Problem statement:
Once the images are removed, repeat all of the entries exactly.

Dataset START

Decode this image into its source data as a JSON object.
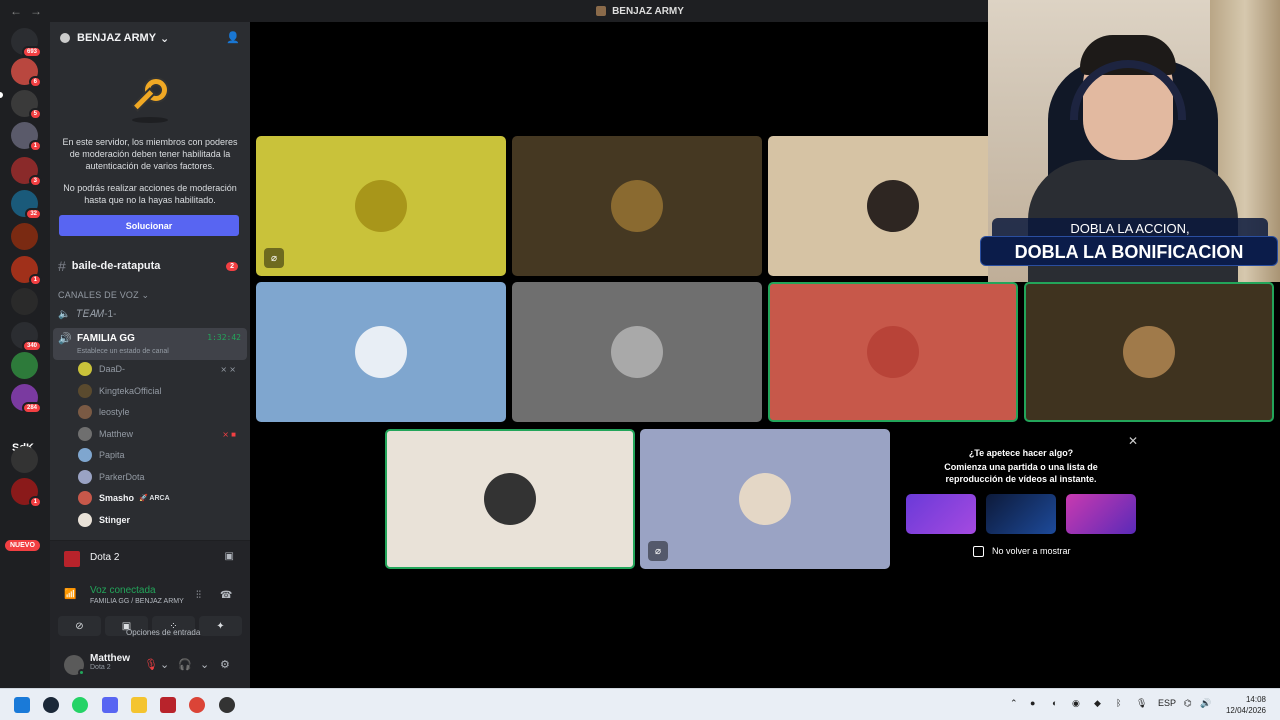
{
  "window": {
    "title": "BENJAZ ARMY"
  },
  "rail": {
    "badges": [
      "693",
      "6",
      "5",
      "1",
      "3",
      "32",
      "1",
      "340",
      "284",
      "1",
      "1"
    ],
    "sdk_label": "SdK",
    "new_label": "NUEVO"
  },
  "server": {
    "name": "BENJAZ ARMY"
  },
  "mfa": {
    "text1": "En este servidor, los miembros con poderes de moderación deben tener habilitada la autenticación de varios factores.",
    "text2": "No podrás realizar acciones de moderación hasta que no la hayas habilitado.",
    "button": "Solucionar"
  },
  "channels": {
    "text_channel": "baile-de-rataputa",
    "text_channel_badge": "2",
    "voice_category": "CANALES DE VOZ",
    "team_channel": "𝑇𝐸𝐴𝑀-1-",
    "active_voice": {
      "name": "FAMILIA GG",
      "time": "1:32:42",
      "status": "Establece un estado de canal"
    }
  },
  "members": [
    {
      "name": "DaaD-",
      "color": "#c9c23a"
    },
    {
      "name": "KingtekaOfficial",
      "color": "#5a4a2e"
    },
    {
      "name": "leostyle",
      "color": "#7a5a44"
    },
    {
      "name": "Matthew",
      "color": "#6f6f6f"
    },
    {
      "name": "Papita",
      "color": "#7fa6cf"
    },
    {
      "name": "ParkerDota",
      "color": "#9aa3c4"
    },
    {
      "name": "Smasho",
      "color": "#c7584a",
      "tag": "ARCA"
    },
    {
      "name": "Stinger",
      "color": "#e9e2d8"
    }
  ],
  "activity": {
    "game": "Dota 2"
  },
  "voice_status": {
    "label": "Voz conectada",
    "location": "FAMILIA GG / BENJAZ ARMY",
    "tooltip": "Opciones de entrada"
  },
  "user": {
    "name": "Matthew",
    "status": "Dota 2"
  },
  "stage": {
    "tiles": [
      {
        "bg": "#c9c23a",
        "av": "#b8a82a"
      },
      {
        "bg": "#453822",
        "av": "#8a6a30"
      },
      {
        "bg": "#d6c3a4",
        "av": "#2e2622"
      },
      {
        "bg": "#7fa6cf",
        "av": "#e8eef5"
      },
      {
        "bg": "#6f6f6f",
        "av": "#aaa"
      },
      {
        "bg": "#c7584a",
        "av": "#b84338"
      },
      {
        "bg": "#3f331f",
        "av": "#a07a4a"
      },
      {
        "bg": "#e9e2d8",
        "av": "#333"
      },
      {
        "bg": "#9aa3c4",
        "av": "#e4d7c6"
      }
    ],
    "prompt": {
      "question": "¿Te apetece hacer algo?",
      "desc": "Comienza una partida o una lista de reproducción de vídeos al instante.",
      "checkbox": "No volver a mostrar"
    }
  },
  "webcam": {
    "banner_top": "DOBLA LA ACCION,",
    "banner_bottom": "DOBLA LA BONIFICACION"
  },
  "taskbar": {
    "lang": "ESP",
    "time": "14:08",
    "date": "12/04/2026"
  }
}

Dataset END

Task output:
Decode this image into its source data as a JSON object.
{
  "window": {
    "title": "BENJAZ ARMY"
  },
  "rail": {
    "badges": [
      "693",
      "6",
      "5",
      "1",
      "3",
      "32",
      "1",
      "340",
      "284",
      "1",
      "1"
    ],
    "sdk_label": "SdK",
    "new_label": "NUEVO"
  },
  "server": {
    "name": "BENJAZ ARMY"
  },
  "mfa": {
    "text1": "En este servidor, los miembros con poderes de moderación deben tener habilitada la autenticación de varios factores.",
    "text2": "No podrás realizar acciones de moderación hasta que no la hayas habilitado.",
    "button": "Solucionar"
  },
  "channels": {
    "text_channel": "baile-de-rataputa",
    "text_channel_badge": "2",
    "voice_category": "CANALES DE VOZ",
    "team_channel": "𝑇𝐸𝐴𝑀-1-",
    "active_voice": {
      "name": "FAMILIA GG",
      "time": "1:32:42",
      "status": "Establece un estado de canal"
    }
  },
  "members": [
    {
      "name": "DaaD-",
      "color": "#c9c23a"
    },
    {
      "name": "KingtekaOfficial",
      "color": "#5a4a2e"
    },
    {
      "name": "leostyle",
      "color": "#7a5a44"
    },
    {
      "name": "Matthew",
      "color": "#6f6f6f"
    },
    {
      "name": "Papita",
      "color": "#7fa6cf"
    },
    {
      "name": "ParkerDota",
      "color": "#9aa3c4"
    },
    {
      "name": "Smasho",
      "color": "#c7584a",
      "tag": "ARCA"
    },
    {
      "name": "Stinger",
      "color": "#e9e2d8"
    }
  ],
  "activity": {
    "game": "Dota 2"
  },
  "voice_status": {
    "label": "Voz conectada",
    "location": "FAMILIA GG / BENJAZ ARMY",
    "tooltip": "Opciones de entrada"
  },
  "user": {
    "name": "Matthew",
    "status": "Dota 2"
  },
  "stage": {
    "tiles": [
      {
        "bg": "#c9c23a",
        "av": "#b8a82a"
      },
      {
        "bg": "#453822",
        "av": "#8a6a30"
      },
      {
        "bg": "#d6c3a4",
        "av": "#2e2622"
      },
      {
        "bg": "#7fa6cf",
        "av": "#e8eef5"
      },
      {
        "bg": "#6f6f6f",
        "av": "#aaa"
      },
      {
        "bg": "#c7584a",
        "av": "#b84338"
      },
      {
        "bg": "#3f331f",
        "av": "#a07a4a"
      },
      {
        "bg": "#e9e2d8",
        "av": "#333"
      },
      {
        "bg": "#9aa3c4",
        "av": "#e4d7c6"
      }
    ],
    "prompt": {
      "question": "¿Te apetece hacer algo?",
      "desc": "Comienza una partida o una lista de reproducción de vídeos al instante.",
      "checkbox": "No volver a mostrar"
    }
  },
  "webcam": {
    "banner_top": "DOBLA LA ACCION,",
    "banner_bottom": "DOBLA LA BONIFICACION"
  },
  "taskbar": {
    "lang": "ESP",
    "time": "14:08",
    "date": "12/04/2026"
  }
}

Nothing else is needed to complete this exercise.